Now, they have discovered additional factors actually produced by the regenerating hair follicle to convert the surrounding myofibroblasts to regenerate as fat instead of forming a scar.
That fat will not form without the new hair, but once it does, the new cells are indistinguishable from the pre-existing fat cells, giving the healed wound a natural look instead of leaving a scar.
As they examined the question of what was sending the signal from the hair to the fat cells, researchers identified a factor called Bone Morphogenetic Protein (BMP).
It instructs the myofibroblasts to become fat. This signalling was groundbreaking on its own, as it changed what was previously known about myofibroblasts.

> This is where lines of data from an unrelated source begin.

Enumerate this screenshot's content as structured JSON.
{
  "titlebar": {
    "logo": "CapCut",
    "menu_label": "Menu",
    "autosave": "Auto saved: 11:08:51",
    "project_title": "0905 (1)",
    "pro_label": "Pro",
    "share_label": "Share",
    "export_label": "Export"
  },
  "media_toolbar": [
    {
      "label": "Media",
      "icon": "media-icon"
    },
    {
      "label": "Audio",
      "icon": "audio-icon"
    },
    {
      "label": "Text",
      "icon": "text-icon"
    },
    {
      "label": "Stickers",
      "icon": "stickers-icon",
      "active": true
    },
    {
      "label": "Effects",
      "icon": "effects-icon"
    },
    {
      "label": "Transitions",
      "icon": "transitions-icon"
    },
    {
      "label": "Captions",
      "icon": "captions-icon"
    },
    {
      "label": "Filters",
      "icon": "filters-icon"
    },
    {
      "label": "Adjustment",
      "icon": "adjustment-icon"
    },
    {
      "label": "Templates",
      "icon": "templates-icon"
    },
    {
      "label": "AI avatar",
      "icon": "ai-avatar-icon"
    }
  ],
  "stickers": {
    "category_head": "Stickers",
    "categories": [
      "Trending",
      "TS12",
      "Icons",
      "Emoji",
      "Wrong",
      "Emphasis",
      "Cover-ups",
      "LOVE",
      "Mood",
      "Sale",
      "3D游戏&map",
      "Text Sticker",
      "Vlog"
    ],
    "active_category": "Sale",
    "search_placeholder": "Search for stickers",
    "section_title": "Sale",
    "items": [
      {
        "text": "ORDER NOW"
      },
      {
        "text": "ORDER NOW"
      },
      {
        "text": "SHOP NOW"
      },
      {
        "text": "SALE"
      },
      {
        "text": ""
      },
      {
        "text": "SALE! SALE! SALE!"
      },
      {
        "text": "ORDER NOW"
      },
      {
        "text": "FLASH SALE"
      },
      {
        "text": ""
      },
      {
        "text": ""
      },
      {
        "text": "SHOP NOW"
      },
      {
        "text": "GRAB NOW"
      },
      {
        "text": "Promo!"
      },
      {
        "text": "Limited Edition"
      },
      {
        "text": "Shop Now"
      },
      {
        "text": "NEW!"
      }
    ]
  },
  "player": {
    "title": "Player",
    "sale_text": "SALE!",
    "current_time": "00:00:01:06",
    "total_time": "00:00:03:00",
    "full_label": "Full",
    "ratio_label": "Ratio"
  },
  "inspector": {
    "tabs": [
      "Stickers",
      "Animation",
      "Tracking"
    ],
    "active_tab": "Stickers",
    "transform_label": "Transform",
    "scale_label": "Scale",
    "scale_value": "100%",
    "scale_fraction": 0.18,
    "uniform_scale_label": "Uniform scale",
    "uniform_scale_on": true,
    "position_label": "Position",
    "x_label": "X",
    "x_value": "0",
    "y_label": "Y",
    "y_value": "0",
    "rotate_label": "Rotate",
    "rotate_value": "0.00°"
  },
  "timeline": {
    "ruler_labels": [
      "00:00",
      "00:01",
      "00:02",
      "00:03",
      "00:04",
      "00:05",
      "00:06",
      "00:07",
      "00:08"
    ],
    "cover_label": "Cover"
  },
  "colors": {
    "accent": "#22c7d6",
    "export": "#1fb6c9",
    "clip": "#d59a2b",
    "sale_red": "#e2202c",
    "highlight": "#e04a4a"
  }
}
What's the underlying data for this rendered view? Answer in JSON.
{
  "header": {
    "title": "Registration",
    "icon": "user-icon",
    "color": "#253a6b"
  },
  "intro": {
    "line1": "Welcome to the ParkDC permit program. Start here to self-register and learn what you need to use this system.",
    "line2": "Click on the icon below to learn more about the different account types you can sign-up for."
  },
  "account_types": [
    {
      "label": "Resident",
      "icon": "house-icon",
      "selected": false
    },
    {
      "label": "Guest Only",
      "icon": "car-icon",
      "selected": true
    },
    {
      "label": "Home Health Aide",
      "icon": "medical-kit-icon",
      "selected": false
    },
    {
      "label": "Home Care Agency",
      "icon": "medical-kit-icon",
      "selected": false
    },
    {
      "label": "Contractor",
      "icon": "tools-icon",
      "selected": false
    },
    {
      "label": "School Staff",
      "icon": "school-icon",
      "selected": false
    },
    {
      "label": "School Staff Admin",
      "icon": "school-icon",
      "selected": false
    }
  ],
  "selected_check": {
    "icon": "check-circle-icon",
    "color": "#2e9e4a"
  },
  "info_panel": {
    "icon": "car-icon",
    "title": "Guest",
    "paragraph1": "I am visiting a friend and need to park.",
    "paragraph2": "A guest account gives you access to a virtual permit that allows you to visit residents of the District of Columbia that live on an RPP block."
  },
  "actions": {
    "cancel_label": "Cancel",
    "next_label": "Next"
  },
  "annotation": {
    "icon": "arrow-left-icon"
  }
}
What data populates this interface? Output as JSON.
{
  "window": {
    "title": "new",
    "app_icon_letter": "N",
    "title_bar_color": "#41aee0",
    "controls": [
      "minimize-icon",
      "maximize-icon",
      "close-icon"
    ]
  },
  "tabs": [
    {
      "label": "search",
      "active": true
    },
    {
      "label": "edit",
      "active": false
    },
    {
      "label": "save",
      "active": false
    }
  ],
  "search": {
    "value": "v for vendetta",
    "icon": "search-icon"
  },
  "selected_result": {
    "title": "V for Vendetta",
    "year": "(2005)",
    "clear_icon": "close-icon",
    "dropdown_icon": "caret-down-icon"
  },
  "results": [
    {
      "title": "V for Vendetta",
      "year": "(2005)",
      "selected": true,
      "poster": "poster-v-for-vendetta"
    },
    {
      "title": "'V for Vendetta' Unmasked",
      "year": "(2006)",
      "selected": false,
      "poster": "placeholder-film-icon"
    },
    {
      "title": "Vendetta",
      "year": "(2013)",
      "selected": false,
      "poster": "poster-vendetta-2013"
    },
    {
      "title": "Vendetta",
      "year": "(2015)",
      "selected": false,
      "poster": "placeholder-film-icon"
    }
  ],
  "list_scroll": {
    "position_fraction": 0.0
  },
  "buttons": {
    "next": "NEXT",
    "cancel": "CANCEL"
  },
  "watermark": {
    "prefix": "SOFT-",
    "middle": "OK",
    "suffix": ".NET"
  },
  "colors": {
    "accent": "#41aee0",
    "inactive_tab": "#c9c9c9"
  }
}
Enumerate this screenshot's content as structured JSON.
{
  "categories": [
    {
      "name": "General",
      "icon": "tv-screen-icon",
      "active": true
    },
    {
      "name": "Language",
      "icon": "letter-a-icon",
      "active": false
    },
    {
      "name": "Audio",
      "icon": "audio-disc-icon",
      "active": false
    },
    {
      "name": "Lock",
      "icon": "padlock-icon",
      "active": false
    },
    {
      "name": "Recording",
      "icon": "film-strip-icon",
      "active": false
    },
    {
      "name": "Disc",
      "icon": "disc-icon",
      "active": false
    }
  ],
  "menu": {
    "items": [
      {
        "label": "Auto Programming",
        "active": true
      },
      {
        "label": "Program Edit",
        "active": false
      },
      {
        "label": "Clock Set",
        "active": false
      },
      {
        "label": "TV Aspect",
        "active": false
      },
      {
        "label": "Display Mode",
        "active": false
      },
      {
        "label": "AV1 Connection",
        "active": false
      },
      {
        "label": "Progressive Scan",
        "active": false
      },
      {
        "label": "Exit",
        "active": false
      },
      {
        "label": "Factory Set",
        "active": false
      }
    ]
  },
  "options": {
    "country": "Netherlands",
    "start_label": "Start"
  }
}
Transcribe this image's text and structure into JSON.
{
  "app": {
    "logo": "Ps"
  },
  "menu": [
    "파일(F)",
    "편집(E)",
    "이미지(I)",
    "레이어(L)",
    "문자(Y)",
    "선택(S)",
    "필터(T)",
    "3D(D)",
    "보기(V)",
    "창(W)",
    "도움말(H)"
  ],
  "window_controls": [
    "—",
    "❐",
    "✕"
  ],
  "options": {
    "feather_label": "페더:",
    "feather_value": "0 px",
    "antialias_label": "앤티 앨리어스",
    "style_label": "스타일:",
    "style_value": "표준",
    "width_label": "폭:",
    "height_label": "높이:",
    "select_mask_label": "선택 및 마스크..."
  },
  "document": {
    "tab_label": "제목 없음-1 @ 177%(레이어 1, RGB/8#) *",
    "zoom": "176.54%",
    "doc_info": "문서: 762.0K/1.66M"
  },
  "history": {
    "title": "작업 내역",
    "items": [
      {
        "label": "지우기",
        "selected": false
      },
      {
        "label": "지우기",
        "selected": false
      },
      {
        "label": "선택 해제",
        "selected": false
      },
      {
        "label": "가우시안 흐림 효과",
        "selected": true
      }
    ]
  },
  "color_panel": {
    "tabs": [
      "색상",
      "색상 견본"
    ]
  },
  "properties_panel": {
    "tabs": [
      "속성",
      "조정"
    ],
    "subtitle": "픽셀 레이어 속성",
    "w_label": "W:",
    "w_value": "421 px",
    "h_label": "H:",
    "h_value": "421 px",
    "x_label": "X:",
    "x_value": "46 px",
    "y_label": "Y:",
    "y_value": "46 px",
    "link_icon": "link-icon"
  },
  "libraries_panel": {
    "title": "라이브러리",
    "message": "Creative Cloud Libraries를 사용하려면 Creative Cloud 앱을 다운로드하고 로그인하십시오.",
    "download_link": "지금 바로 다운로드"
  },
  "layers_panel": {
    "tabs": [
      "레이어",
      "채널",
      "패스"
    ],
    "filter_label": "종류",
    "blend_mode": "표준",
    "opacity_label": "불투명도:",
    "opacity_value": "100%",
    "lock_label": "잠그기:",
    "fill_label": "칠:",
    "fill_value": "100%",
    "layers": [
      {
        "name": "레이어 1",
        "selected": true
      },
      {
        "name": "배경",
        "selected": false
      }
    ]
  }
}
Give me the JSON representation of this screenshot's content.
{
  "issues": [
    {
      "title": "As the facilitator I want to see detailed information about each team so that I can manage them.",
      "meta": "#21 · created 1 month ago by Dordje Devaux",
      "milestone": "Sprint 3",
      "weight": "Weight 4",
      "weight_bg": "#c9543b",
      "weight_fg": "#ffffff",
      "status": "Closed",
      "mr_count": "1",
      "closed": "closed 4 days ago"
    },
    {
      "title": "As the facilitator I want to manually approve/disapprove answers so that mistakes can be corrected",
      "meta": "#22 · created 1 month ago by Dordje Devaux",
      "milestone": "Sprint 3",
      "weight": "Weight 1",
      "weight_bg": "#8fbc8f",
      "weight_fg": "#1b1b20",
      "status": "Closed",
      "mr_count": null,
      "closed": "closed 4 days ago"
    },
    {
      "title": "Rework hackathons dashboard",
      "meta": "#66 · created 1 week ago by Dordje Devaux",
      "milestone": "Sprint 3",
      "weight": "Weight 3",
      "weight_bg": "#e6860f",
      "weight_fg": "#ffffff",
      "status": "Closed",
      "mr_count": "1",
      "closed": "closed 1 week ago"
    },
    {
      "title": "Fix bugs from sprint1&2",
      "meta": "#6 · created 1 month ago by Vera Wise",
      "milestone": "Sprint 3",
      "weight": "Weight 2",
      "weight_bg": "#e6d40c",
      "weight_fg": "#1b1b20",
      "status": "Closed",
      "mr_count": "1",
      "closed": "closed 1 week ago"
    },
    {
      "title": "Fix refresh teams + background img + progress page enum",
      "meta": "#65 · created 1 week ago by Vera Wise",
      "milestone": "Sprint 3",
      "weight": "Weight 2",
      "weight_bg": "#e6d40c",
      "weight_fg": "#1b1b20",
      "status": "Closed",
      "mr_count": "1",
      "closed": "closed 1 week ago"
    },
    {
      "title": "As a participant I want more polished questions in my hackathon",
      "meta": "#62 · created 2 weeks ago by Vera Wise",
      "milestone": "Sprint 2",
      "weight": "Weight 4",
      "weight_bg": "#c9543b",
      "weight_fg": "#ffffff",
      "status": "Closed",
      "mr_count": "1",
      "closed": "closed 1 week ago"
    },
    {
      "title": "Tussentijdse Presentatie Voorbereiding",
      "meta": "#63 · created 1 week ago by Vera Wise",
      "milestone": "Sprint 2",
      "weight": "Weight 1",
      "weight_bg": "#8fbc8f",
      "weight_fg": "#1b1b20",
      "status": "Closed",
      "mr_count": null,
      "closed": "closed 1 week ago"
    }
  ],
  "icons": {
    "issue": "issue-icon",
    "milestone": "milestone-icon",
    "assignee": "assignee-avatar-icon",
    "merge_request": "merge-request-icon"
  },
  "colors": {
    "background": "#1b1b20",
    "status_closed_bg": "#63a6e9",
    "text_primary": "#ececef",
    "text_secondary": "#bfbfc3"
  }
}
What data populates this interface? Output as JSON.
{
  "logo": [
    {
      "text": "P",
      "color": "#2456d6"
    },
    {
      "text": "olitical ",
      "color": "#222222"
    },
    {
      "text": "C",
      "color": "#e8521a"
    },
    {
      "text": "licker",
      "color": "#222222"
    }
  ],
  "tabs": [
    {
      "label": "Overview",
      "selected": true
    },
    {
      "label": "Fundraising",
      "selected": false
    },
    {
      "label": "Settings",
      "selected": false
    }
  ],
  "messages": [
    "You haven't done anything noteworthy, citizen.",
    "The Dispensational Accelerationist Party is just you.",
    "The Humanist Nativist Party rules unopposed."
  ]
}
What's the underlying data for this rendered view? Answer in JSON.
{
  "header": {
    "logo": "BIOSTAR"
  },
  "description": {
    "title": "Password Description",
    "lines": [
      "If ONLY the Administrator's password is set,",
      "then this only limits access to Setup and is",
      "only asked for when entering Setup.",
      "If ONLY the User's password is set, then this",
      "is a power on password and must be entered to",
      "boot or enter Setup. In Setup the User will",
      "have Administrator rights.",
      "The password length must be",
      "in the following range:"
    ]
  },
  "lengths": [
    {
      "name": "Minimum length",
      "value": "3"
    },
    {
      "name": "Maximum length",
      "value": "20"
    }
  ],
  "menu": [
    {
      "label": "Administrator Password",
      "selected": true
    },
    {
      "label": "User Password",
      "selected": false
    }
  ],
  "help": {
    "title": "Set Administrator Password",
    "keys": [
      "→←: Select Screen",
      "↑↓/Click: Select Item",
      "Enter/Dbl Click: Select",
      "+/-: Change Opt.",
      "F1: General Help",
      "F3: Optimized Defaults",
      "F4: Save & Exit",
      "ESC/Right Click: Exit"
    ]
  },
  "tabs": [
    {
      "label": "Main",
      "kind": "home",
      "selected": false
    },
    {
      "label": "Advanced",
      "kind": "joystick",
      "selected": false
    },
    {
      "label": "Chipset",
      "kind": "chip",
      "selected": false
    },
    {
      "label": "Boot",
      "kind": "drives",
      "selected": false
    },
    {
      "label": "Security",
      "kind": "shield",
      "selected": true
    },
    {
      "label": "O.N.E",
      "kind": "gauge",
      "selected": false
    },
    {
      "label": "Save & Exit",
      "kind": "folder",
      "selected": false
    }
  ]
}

"Typically, myofibroblasts were thought to be incapable of becoming a different type of cell," said Cotsarelis. "However our work shows we have the ability to influence these cells and that they can be efficiently and stably converted into adipocytes," Cotsarelis added.
This was shown in both the mouse and in human keloid cells grown in culture. These discoveries have the potential to be revolutionary in the field of dermatology.
Adipocyte loss is a common complication of other conditions, especially treatments for HIV and right now there is no efficient strategy for treatment.
The cells are also lost naturally because of the ageing process, especially in the face, which leads to permanent, deep wrinkles, something anti-ageing treatments can not fix in a cosmetically satisfactory way.
The study was published in the journal Science.